### Website and app data records:
----
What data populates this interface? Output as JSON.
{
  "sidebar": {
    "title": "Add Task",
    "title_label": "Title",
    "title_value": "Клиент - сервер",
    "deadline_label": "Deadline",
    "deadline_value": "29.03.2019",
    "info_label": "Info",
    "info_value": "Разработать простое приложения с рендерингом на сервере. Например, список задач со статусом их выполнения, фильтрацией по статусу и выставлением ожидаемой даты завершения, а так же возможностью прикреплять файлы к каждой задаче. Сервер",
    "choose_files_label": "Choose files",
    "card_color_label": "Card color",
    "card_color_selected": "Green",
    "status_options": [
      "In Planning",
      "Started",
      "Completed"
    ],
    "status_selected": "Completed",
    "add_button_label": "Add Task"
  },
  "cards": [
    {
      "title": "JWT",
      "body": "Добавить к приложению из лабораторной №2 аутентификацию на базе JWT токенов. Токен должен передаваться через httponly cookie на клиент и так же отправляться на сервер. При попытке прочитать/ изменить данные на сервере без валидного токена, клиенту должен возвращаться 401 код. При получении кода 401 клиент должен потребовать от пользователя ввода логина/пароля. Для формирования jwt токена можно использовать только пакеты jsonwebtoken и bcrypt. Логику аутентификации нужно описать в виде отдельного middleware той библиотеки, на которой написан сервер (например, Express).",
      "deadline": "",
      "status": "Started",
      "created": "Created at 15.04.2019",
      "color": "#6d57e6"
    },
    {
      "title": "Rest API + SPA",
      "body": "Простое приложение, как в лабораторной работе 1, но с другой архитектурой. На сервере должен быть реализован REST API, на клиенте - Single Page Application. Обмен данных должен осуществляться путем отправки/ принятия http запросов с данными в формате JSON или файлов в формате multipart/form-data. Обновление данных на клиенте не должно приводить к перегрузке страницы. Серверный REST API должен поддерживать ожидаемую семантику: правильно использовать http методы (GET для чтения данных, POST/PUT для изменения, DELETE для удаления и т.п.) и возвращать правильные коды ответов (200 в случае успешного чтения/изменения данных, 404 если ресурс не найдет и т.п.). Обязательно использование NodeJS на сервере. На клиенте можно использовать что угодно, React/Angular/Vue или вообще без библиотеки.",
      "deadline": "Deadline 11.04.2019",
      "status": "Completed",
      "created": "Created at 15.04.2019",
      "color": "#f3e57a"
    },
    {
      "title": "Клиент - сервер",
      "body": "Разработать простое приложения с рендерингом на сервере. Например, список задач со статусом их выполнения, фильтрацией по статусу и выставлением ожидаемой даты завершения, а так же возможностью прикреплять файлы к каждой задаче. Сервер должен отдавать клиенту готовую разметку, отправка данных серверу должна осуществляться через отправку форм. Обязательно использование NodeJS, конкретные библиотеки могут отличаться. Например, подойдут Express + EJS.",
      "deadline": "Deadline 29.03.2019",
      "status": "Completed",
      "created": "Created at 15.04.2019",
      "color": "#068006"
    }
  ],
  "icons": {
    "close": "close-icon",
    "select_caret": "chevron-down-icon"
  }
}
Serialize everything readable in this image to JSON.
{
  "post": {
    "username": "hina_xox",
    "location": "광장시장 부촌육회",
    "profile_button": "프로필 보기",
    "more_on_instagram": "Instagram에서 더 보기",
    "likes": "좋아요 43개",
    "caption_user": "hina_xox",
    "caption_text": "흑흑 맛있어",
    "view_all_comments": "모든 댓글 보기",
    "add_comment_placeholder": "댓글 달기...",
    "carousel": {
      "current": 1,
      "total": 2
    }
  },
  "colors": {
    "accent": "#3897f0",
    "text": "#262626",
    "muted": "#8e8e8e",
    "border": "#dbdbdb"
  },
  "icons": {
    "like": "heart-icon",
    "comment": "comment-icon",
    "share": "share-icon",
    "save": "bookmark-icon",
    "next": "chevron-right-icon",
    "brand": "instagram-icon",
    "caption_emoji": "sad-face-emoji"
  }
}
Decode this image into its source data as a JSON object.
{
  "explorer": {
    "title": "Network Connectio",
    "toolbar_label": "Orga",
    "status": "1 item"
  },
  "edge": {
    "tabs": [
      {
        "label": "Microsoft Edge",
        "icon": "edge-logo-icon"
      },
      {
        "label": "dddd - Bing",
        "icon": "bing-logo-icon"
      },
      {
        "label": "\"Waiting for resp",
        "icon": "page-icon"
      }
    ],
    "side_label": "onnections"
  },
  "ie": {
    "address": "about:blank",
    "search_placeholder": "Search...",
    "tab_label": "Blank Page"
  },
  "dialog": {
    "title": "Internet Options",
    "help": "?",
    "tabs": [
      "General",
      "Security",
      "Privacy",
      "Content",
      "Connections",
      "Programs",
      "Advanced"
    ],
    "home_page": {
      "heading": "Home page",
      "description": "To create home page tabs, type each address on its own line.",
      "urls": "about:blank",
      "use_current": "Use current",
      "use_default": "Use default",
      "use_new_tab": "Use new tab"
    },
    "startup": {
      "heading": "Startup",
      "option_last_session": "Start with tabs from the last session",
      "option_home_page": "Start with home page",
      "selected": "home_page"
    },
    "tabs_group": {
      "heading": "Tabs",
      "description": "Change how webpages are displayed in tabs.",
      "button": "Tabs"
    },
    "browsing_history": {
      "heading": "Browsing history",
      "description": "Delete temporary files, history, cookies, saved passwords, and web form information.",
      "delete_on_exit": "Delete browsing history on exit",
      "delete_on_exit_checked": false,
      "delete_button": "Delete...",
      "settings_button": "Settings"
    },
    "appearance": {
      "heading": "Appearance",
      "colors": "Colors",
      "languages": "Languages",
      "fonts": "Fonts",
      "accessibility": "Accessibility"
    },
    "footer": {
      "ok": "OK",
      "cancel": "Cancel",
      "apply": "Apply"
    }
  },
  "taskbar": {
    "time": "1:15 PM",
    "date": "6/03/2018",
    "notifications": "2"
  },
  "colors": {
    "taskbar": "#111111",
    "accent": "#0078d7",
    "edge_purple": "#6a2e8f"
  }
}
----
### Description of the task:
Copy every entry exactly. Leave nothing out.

### Exercise solution:
What data populates this interface? Output as JSON.
{
  "sidebar": {
    "title": "Add Task",
    "title_label": "Title",
    "title_value": "Клиент - сервер",
    "deadline_label": "Deadline",
    "deadline_value": "29.03.2019",
    "info_label": "Info",
    "info_value": "Разработать простое приложения с рендерингом на сервере. Например, список задач со статусом их выполнения, фильтрацией по статусу и выставлением ожидаемой даты завершения, а так же возможностью прикреплять файлы к каждой задаче. Сервер",
    "choose_files_label": "Choose files",
    "card_color_label": "Card color",
    "card_color_selected": "Green",
    "status_options": [
      "In Planning",
      "Started",
      "Completed"
    ],
    "status_selected": "Completed",
    "add_button_label": "Add Task"
  },
  "cards": [
    {
      "title": "JWT",
      "body": "Добавить к приложению из лабораторной №2 аутентификацию на базе JWT токенов. Токен должен передаваться через httponly cookie на клиент и так же отправляться на сервер. При попытке прочитать/ изменить данные на сервере без валидного токена, клиенту должен возвращаться 401 код. При получении кода 401 клиент должен потребовать от пользователя ввода логина/пароля. Для формирования jwt токена можно использовать только пакеты jsonwebtoken и bcrypt. Логику аутентификации нужно описать в виде отдельного middleware той библиотеки, на которой написан сервер (например, Express).",
      "deadline": "",
      "status": "Started",
      "created": "Created at 15.04.2019",
      "color": "#6d57e6"
    },
    {
      "title": "Rest API + SPA",
      "body": "Простое приложение, как в лабораторной работе 1, но с другой архитектурой. На сервере должен быть реализован REST API, на клиенте - Single Page Application. Обмен данных должен осуществляться путем отправки/ принятия http запросов с данными в формате JSON или файлов в формате multipart/form-data. Обновление данных на клиенте не должно приводить к перегрузке страницы. Серверный REST API должен поддерживать ожидаемую семантику: правильно использовать http методы (GET для чтения данных, POST/PUT для изменения, DELETE для удаления и т.п.) и возвращать правильные коды ответов (200 в случае успешного чтения/изменения данных, 404 если ресурс не найдет и т.п.). Обязательно использование NodeJS на сервере. На клиенте можно использовать что угодно, React/Angular/Vue или вообще без библиотеки.",
      "deadline": "Deadline 11.04.2019",
      "status": "Completed",
      "created": "Created at 15.04.2019",
      "color": "#f3e57a"
    },
    {
      "title": "Клиент - сервер",
      "body": "Разработать простое приложения с рендерингом на сервере. Например, список задач со статусом их выполнения, фильтрацией по статусу и выставлением ожидаемой даты завершения, а так же возможностью прикреплять файлы к каждой задаче. Сервер должен отдавать клиенту готовую разметку, отправка данных серверу должна осуществляться через отправку форм. Обязательно использование NodeJS, конкретные библиотеки могут отличаться. Например, подойдут Express + EJS.",
      "deadline": "Deadline 29.03.2019",
      "status": "Completed",
      "created": "Created at 15.04.2019",
      "color": "#068006"
    }
  ],
  "icons": {
    "close": "close-icon",
    "select_caret": "chevron-down-icon"
  }
}
Serialize everything readable in this image to JSON.
{
  "post": {
    "username": "hina_xox",
    "location": "광장시장 부촌육회",
    "profile_button": "프로필 보기",
    "more_on_instagram": "Instagram에서 더 보기",
    "likes": "좋아요 43개",
    "caption_user": "hina_xox",
    "caption_text": "흑흑 맛있어",
    "view_all_comments": "모든 댓글 보기",
    "add_comment_placeholder": "댓글 달기...",
    "carousel": {
      "current": 1,
      "total": 2
    }
  },
  "colors": {
    "accent": "#3897f0",
    "text": "#262626",
    "muted": "#8e8e8e",
    "border": "#dbdbdb"
  },
  "icons": {
    "like": "heart-icon",
    "comment": "comment-icon",
    "share": "share-icon",
    "save": "bookmark-icon",
    "next": "chevron-right-icon",
    "brand": "instagram-icon",
    "caption_emoji": "sad-face-emoji"
  }
}
Decode this image into its source data as a JSON object.
{
  "explorer": {
    "title": "Network Connectio",
    "toolbar_label": "Orga",
    "status": "1 item"
  },
  "edge": {
    "tabs": [
      {
        "label": "Microsoft Edge",
        "icon": "edge-logo-icon"
      },
      {
        "label": "dddd - Bing",
        "icon": "bing-logo-icon"
      },
      {
        "label": "\"Waiting for resp",
        "icon": "page-icon"
      }
    ],
    "side_label": "onnections"
  },
  "ie": {
    "address": "about:blank",
    "search_placeholder": "Search...",
    "tab_label": "Blank Page"
  },
  "dialog": {
    "title": "Internet Options",
    "help": "?",
    "tabs": [
      "General",
      "Security",
      "Privacy",
      "Content",
      "Connections",
      "Programs",
      "Advanced"
    ],
    "home_page": {
      "heading": "Home page",
      "description": "To create home page tabs, type each address on its own line.",
      "urls": "about:blank",
      "use_current": "Use current",
      "use_default": "Use default",
      "use_new_tab": "Use new tab"
    },
    "startup": {
      "heading": "Startup",
      "option_last_session": "Start with tabs from the last session",
      "option_home_page": "Start with home page",
      "selected": "home_page"
    },
    "tabs_group": {
      "heading": "Tabs",
      "description": "Change how webpages are displayed in tabs.",
      "button": "Tabs"
    },
    "browsing_history": {
      "heading": "Browsing history",
      "description": "Delete temporary files, history, cookies, saved passwords, and web form information.",
      "delete_on_exit": "Delete browsing history on exit",
      "delete_on_exit_checked": false,
      "delete_button": "Delete...",
      "settings_button": "Settings"
    },
    "appearance": {
      "heading": "Appearance",
      "colors": "Colors",
      "languages": "Languages",
      "fonts": "Fonts",
      "accessibility": "Accessibility"
    },
    "footer": {
      "ok": "OK",
      "cancel": "Cancel",
      "apply": "Apply"
    }
  },
  "taskbar": {
    "time": "1:15 PM",
    "date": "6/03/2018",
    "notifications": "2"
  },
  "colors": {
    "taskbar": "#111111",
    "accent": "#0078d7",
    "edge_purple": "#6a2e8f"
  }
}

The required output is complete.